Since his departure from British boy band One Direction, Harry Styles has gradually shed his former teenage heartthrob status for an acclaimed, glittering pop persona.
Styles launched his solo career in 2017 with the release of the self-titled album “Harry Styles,” full of pop ballads that drew critical comparison to major stars like David Bowie. His 2019 album “Fine Line,” and his subsequent Love on Tour concert events solidified his fanbase and musical potential.
His latest release, “Harry’s House,” is Styles’ most sonically ambitious yet. In collaboration with Kid Harpoon and Tyler Johnson, the multi-genre album is eclectic and addictive — a funky combination of pop, rock and R&B. Styles is indulgent as he sings about love, sex, drugs, food and wine for 13 musically appetizing tracks.
Styles kicks off the album with the groovy “Music for a Sushi Restaurant.” It’s upbeat and undisputably fun as he scats over a chorus of horns. Starting the album with the playful lyrics “Green eyes/ fried rice/ I could cook an egg on you,” Styles sets the mischievous, breezy tone to follow. “Late Night Talking” and “Grapejuice” continue a feel-good start to the album.
As the album’s name suggests, many of its tracks reflect on the concept of “home.” In “Late Night Talking,” home is not a physical place, but a loved one. Styles sings, “I'd follow you to any place/ If it's Hollywood or Bishopsgate/ I'm coming too.” Other tracks later on in the album continue this depiction of domestic bliss — the sticky sweet “Daylight” and the hypnotically funky, ‘70s-sounding “Daydreaming” are rosy, casual love stories.
After the grand introduction and “Late Night Talking”, Styles smoothly transitions into the rightfully hit single “As It Was” —with intimate, somber lyrics coated in a danceable beat.
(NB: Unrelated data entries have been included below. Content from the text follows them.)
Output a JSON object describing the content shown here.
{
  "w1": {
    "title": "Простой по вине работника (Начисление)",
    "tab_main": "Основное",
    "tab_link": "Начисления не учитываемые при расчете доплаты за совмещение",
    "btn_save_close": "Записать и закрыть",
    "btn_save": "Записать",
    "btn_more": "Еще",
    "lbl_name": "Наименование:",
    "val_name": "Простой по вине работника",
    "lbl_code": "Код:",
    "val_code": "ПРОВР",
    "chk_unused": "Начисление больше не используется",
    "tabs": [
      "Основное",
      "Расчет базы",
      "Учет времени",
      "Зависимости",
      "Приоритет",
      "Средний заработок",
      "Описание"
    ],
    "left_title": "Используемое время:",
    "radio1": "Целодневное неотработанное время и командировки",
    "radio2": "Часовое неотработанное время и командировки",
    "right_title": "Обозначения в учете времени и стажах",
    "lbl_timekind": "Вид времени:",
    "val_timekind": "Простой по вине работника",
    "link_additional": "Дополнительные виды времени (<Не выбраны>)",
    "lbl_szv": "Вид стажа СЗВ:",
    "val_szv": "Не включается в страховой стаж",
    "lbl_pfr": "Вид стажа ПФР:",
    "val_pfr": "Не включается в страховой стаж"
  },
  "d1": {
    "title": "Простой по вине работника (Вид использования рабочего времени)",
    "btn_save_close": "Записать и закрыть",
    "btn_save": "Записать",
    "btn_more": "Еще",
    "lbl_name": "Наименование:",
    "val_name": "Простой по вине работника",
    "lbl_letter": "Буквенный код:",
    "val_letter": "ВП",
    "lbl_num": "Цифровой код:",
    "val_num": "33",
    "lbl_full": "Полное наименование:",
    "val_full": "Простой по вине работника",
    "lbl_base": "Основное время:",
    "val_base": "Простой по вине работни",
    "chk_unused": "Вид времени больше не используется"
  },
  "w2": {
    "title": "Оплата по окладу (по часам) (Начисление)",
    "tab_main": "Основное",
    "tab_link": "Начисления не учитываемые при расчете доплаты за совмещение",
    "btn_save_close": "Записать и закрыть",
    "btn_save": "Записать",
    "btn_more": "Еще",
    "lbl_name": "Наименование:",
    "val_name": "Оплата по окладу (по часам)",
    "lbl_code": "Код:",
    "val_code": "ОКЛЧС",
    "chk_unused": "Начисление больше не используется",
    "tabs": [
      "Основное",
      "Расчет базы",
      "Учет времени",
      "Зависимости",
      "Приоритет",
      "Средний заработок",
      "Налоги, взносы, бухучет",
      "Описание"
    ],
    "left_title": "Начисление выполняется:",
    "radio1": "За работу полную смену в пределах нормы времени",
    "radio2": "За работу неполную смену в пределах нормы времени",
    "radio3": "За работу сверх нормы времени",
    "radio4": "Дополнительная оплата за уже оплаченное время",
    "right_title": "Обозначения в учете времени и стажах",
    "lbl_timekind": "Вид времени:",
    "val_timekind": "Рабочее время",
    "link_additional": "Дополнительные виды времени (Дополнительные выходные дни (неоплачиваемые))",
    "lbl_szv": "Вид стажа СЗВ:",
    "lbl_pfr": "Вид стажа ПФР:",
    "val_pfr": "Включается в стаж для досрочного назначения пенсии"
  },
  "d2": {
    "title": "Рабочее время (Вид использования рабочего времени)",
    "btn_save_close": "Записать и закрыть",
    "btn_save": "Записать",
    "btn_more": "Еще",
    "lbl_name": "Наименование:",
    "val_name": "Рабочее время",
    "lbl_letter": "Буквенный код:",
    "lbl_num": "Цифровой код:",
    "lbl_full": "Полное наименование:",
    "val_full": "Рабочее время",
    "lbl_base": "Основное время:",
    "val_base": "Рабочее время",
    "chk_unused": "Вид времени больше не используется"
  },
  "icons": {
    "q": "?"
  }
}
He sings “Harry, you're no good alone/ Why are you sitting at home on the floor?/ What kind of pills are you on?” The second person perspective is heartrending, despite the breezy background tune.
Styles, who chose to announce the new album in Better Homes & Gardens magazine, called “Harry’s House” his “most intimate album yet.” The tracks following “As It Was” solidify this.
“Little Freak” draws upon his bittersweet nostalgia for a past relationship. The song's melodic and lyrical choices are reminiscent of popular indie pop artists like Dayglow.
There’s a tenderness throughout the album, but especially on “Matilda,” in which Styles sings words of encouragement to a friend who’s survived family troubles. The sweet, plucky guitar ballad is one of the most emotional on the album.
Styles continues with the gorgeous “Cinema” — a sparkling falsetto over a cool, jazzy track. After “Daydreaming,” he delves into the synthy “Keep Driving,” in which Styles sings a series of domestic imagery —“Black and white film camera/ yellow sunglasses/ ashtray/ swimming pool” and “Maple syrup/ coffee/ pancakes for two.” Styles combines an ode to homey bliss and domestic troubles throughout the airy track.
“Satelite” is an addictive stand out on the album. In an upbeat track with an intense finish, Styles sings about waiting to be with someone. “Boyfriends,” an anthem about disappointing partners, sounds like commiseration with an old friend. With a wistful twang, Styles croons about fruitless cycles in broken relationships. He touches again on domestic life — this time, an unhappy one.
Finally, Styles finishes the album with “Love of my Life,” an ‘80s-sounding ballad to complete his ode to love, indulgence and the meaning of home.
In some ways, “Harry’s House” leaves something to be desired. Underneath funky baselines, the endless lyrical vagueness about eating breakfast or doing cocaine tends to fall flat. While its lyricism is underwhelming at times, the album is a breakthrough for Styles as his most adventurous to date.
Despite its imperfections, it’s still an undeniably fun album. Styles’ heartfelt charisma shines through on the musically decadent album, and allows listeners to leave “Harry’s House” feeling familiar with its writer.